> [Work to be completed]: Wherever the word "собственному" appears in the entries, copy the whole line.
++++
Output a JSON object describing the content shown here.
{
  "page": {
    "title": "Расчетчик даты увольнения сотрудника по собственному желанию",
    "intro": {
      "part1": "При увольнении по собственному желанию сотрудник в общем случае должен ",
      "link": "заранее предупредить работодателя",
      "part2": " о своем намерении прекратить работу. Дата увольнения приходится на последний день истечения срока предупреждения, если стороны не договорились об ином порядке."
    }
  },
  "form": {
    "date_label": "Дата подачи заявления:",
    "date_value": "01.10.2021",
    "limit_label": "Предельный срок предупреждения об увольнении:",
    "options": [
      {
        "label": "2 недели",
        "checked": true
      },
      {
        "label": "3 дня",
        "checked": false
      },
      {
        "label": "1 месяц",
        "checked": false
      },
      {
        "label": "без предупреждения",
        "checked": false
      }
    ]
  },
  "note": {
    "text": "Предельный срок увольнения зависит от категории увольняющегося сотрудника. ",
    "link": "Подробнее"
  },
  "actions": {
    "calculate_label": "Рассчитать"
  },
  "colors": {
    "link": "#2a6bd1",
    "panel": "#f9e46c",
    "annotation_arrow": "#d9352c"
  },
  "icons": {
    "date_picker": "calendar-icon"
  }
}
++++
> [Exercise result]:
    "title": "Расчетчик даты увольнения сотрудника по собственному желанию",
      "part1": "При увольнении по собственному желанию сотрудник в общем случае должен ",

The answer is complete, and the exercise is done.